All things descend from the great I AM. In Him we live and move and have our being. So it was, so it is, so it ever shall be, world without end. He transcends our existence, but we do not transcend His. He contains the universe, but it does not contain Him. He is existence itself, just as He is reason itself, the eternal Logos. Beyond Him no thing can exist, but He calls the things that are not as though they were, and so they are.

The world cannot meaningfully deny His existence for its existence depends on Him. The fool says in his heart, “There is no God.” How shall we answer the fool? According to his foolishness? What can one speak to chaos but order?

We are commanded to present a defence: through our works and through our words. When we live as Christ would have us, we command the praises of God from the lips of His enemies. They were made to acknowledge the Good, and nothing is good apart from God, who is Goodness itself. When we speak in accordance with heavenly wisdom and  grace, then we refute the arguments of darkness: there is nothing that the light cannot expose; but the darkness has no power over the Light.

One cannot use logic to refute logic. The anarchic tendencies we see today have no means to escape God. If they would depart into the outer darkness, they will do so by His leave. Those who would insist that the universe is eternal or that it is composed of an eternal substance cannot claim empiricism as their support. Such a priori claims are the antithesis of a posteriori observations, and if they are inductive inferences, then they lack certainty. What is tendentiously asserted may be tendentiously denied.

Our universe had a beginning. On this physics and the Bible are in agreement. But how shall we understand why it began at all? The beginning, from an empirical perspective, is ex nihilo. How then can empiricism give an account of this state? It cannot. A posteriori arguments are insufficient for such a realm of understanding; we must approach the matter, insofar as we are able, from an a priori perspective.

However, while Kant makes the claim that we cannot experience God through (sensory) experience, this a priori assumption can be challenged.

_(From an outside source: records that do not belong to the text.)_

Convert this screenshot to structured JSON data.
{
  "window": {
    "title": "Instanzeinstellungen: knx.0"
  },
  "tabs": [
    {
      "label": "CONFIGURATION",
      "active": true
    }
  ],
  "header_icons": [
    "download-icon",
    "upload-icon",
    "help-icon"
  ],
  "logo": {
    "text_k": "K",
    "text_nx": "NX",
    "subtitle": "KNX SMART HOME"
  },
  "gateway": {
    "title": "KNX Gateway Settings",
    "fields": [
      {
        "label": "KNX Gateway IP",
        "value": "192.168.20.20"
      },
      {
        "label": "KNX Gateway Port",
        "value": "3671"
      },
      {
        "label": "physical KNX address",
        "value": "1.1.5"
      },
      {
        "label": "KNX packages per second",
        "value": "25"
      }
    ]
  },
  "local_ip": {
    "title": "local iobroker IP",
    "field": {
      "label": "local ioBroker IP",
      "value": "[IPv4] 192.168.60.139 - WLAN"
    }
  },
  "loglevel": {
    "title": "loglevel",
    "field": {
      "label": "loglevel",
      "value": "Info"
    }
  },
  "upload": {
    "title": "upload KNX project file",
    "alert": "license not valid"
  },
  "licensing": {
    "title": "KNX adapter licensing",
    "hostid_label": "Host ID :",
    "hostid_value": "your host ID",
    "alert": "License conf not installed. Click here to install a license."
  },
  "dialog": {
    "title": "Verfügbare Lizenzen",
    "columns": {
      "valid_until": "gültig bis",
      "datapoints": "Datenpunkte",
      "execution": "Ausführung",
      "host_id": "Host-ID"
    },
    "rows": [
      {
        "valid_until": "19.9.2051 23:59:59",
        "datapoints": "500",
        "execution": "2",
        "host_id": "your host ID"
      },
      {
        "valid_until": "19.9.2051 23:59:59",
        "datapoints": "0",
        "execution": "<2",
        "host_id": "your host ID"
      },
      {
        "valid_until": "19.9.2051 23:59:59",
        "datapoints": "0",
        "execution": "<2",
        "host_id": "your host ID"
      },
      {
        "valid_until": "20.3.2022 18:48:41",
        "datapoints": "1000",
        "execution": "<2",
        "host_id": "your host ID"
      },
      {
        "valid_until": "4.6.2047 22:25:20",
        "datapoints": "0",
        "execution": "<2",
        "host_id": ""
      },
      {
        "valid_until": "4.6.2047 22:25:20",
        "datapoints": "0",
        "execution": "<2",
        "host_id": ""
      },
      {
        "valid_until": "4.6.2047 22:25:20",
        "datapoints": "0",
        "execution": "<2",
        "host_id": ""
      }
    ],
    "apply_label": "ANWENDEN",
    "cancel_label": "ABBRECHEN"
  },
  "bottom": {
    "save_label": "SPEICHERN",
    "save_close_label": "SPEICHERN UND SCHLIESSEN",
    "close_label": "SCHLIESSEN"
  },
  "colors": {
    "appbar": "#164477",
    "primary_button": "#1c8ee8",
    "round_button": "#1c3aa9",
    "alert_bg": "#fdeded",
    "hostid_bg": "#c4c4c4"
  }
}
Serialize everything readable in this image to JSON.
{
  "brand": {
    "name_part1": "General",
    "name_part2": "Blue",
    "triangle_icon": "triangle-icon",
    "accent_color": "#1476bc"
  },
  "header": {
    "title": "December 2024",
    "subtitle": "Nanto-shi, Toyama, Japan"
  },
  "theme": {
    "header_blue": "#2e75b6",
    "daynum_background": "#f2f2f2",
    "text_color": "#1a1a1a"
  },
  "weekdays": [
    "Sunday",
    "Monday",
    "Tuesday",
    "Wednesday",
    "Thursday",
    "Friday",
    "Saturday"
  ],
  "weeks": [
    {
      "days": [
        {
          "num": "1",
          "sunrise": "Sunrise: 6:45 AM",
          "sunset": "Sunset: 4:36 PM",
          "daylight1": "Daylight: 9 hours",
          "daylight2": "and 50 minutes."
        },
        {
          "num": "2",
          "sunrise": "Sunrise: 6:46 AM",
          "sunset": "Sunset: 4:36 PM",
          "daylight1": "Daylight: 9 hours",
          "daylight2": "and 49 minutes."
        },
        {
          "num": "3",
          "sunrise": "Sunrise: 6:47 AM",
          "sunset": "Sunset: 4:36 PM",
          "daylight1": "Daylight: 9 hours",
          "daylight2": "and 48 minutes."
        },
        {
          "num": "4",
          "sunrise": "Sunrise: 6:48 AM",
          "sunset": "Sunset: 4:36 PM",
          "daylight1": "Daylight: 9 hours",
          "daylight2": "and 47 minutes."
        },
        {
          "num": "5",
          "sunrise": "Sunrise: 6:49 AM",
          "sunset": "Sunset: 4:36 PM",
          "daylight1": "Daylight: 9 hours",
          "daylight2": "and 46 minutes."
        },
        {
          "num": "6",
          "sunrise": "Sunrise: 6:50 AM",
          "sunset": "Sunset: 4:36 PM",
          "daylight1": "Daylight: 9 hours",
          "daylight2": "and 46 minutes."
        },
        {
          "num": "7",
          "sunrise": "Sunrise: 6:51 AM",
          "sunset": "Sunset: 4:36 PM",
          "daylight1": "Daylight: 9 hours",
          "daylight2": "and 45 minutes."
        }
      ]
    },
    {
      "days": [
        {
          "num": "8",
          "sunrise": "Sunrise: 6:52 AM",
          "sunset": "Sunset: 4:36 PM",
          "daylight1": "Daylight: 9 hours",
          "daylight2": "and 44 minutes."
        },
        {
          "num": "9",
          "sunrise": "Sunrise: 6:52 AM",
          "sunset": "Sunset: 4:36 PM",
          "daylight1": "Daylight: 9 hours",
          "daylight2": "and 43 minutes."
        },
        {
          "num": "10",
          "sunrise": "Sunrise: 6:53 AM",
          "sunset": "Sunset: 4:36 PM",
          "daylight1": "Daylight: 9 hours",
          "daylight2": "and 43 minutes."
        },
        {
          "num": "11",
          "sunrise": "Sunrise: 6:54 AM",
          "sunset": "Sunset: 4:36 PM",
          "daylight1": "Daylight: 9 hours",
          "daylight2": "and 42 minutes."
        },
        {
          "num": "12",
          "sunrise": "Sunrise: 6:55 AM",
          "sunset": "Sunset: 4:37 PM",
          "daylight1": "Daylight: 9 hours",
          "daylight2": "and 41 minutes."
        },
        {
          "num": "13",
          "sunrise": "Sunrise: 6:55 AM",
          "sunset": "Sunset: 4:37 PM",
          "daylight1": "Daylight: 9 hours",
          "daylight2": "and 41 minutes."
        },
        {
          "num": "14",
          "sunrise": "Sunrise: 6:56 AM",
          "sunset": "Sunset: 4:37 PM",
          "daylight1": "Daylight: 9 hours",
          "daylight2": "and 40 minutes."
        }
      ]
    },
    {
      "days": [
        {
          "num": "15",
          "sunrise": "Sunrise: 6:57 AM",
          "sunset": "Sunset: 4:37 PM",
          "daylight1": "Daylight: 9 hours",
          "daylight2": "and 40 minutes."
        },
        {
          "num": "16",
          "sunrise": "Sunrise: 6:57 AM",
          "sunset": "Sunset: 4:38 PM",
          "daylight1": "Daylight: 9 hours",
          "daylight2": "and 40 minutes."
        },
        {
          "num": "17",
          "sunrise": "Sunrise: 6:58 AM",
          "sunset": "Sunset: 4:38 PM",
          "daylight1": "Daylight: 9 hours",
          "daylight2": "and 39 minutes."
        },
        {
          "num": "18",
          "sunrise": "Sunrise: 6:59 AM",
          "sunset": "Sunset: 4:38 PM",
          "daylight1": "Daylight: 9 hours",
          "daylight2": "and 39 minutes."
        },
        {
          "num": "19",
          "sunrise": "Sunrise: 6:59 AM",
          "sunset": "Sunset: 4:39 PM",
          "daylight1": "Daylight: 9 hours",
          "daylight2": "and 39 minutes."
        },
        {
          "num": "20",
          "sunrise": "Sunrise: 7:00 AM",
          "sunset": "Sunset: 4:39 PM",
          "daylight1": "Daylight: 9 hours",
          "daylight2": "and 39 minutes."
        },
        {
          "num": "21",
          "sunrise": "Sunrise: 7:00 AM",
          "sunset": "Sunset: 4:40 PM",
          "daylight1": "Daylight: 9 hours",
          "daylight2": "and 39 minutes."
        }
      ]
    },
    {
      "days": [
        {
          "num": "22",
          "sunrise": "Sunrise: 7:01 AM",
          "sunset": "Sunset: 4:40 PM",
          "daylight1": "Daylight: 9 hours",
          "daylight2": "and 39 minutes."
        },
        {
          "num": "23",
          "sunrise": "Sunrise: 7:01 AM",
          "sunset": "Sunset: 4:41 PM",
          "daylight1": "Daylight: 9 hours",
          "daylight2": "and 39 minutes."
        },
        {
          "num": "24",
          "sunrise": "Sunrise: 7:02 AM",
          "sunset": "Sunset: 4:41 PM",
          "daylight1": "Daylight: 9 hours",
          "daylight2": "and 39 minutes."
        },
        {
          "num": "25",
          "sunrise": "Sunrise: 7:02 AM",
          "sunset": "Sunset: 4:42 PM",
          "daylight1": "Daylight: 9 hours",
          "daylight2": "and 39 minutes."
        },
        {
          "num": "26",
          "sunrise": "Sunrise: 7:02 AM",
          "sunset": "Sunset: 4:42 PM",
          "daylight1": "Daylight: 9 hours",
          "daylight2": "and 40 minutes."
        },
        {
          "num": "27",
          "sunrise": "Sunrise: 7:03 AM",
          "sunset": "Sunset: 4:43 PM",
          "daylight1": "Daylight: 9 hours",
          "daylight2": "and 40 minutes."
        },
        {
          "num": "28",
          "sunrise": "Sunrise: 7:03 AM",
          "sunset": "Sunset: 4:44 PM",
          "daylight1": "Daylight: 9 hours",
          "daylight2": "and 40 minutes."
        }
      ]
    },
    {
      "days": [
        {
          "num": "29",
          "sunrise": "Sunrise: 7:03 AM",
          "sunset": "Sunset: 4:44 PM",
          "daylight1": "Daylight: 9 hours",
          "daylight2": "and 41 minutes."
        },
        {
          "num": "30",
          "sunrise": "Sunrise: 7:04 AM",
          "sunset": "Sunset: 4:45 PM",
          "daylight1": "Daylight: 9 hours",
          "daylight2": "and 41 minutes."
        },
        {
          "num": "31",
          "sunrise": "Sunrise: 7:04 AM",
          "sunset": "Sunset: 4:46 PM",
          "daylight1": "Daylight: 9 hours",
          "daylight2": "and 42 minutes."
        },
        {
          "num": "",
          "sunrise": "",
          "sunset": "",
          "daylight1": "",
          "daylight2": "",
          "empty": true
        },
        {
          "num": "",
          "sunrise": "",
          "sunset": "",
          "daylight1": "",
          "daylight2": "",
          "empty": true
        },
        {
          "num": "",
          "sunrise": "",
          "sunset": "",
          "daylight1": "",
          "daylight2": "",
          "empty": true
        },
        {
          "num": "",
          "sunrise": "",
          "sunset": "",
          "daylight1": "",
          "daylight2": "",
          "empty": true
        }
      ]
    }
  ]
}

On the a priori reading of sensory existence as dependent upon and existing “within” God, God is known a posteriori – i.e. through experience – every time we have sensory experiences. The distinction is between human experience as contingent upon God and experience as a guide to God’s other qualities, His nature.

From the orderliness of nature – which principle cannot be derived purely from nature itself, but rather relies upon innate a priori concepts and knowledge – I can infer the wisdom, power, goodness, and purpose of God. That which is not in accordance with order requires explanation (the imperfection of my own observation and/or understanding;  the power and free will of other agents working against the will of God).

The disjunction between our own powers and intellect and the power and wisdom of God should draw praise from our innermost being. Humankind is without excuse before God: no one with reason can meaningfully deny His existence or His goodness, whether metaphysical or moral. No one can assert that the Thrones, Dominions, and Powers gathered in rebellion against the I AM can succeed. They have no victory in themselves – all “triumphs” they might revel in are contingent upon the free will afforded to them and other agents by God. They are free to depart from the Good, but how then shall they qualify their achievement? St John the Revelator had a word for it: DEATH.

The choice is before us – a choice that is only meaningful through the Logos: LIFE or DEATH. To be within the Logos is to live; to depart from Him is death. Every time  we acknowledge the splendour of life, we return glory to Him who is most glorious. We are contingent beings. Yes, we have great minds, but they are as nothing before the Logos Himself.